I mean, let's go through the various scenarios. First, if Trump or Clinton got elected with a 60-vote, filibuster-proof, super-majority in the Senate, their appointees would likely sail through. Fair enough. But how realistic is it that either party would gain a super-majority in the upper chamber? Worse, what if Trump or Clinton were elected with the other party in control of the Senate? Then, surely, nothing would happen.

I know what you're thinking: But Senate Majority Leader Mitch McConnell (above, left) said he's only "following a longstanding tradition of not filling vacancies on the Supreme Court in the middle of a presidential election year." If Mrs. Clinton were elected in November he'd certainly confirm her justices, right? Right?

I'm not so sure. This is the same crowd that accused President Obama of trying to "pack" the D.C. Circuit Court of Appeals by the radical practice of appointing judges to fill vacancies. Do you really think they wouldn't come up with some other cockamamie reason for blocking a President Clinton's SCOTUS nominees?

And, to be fair, after this year a Democratic Senate led by Sen. Chuck Schumer of New York (above, right) probably wouldn't approve a President Trump's nominees, either. What goes around, comes around.

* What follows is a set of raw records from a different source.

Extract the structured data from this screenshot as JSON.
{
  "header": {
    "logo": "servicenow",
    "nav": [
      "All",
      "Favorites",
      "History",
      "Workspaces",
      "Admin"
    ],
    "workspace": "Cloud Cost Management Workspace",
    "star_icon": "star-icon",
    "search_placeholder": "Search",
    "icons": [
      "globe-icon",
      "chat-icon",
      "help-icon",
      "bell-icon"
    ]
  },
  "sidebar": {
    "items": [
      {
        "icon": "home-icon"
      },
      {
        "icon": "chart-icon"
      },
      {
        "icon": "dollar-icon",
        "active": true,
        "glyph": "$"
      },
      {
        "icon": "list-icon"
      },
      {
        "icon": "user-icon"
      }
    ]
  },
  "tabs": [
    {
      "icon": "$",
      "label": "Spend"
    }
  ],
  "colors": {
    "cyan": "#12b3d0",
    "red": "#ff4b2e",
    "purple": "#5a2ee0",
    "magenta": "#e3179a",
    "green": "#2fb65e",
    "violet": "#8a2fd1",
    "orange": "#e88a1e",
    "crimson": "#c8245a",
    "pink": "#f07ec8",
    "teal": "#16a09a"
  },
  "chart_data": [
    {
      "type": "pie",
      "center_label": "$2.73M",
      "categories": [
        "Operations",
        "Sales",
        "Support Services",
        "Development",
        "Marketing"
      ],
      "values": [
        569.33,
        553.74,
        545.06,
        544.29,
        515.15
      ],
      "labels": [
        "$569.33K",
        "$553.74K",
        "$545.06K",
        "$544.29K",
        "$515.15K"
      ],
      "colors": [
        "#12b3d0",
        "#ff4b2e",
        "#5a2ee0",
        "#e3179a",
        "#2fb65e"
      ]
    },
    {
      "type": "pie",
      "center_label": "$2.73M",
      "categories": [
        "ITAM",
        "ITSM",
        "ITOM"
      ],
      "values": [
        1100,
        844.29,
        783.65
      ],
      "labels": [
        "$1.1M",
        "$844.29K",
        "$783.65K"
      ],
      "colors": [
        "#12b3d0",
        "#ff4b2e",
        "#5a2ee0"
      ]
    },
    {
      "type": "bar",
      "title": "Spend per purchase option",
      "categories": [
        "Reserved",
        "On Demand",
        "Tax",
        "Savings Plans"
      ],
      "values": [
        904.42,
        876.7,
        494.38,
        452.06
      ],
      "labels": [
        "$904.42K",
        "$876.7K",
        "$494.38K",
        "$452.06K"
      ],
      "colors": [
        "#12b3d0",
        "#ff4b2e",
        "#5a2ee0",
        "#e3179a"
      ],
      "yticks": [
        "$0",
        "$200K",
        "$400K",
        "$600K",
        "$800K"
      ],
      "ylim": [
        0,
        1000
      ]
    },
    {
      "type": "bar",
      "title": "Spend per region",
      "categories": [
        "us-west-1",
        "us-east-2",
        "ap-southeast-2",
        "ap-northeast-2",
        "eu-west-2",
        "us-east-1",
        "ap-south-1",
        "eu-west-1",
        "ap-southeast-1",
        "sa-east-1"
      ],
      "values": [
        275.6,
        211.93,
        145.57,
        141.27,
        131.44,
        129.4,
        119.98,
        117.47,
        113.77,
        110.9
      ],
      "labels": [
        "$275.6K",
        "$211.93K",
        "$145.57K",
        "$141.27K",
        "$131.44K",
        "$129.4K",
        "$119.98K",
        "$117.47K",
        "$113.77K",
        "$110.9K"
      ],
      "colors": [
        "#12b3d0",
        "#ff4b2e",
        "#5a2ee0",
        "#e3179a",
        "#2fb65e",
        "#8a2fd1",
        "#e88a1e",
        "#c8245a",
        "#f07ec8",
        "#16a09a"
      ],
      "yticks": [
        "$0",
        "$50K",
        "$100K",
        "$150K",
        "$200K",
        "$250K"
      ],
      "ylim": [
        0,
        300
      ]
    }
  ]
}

So, the bottom line is that maybe the Supreme Court isn't the biggest factor in this year's election. Maybe there will never be another nominee confirmed in our lifetime. Who knows?

No comments: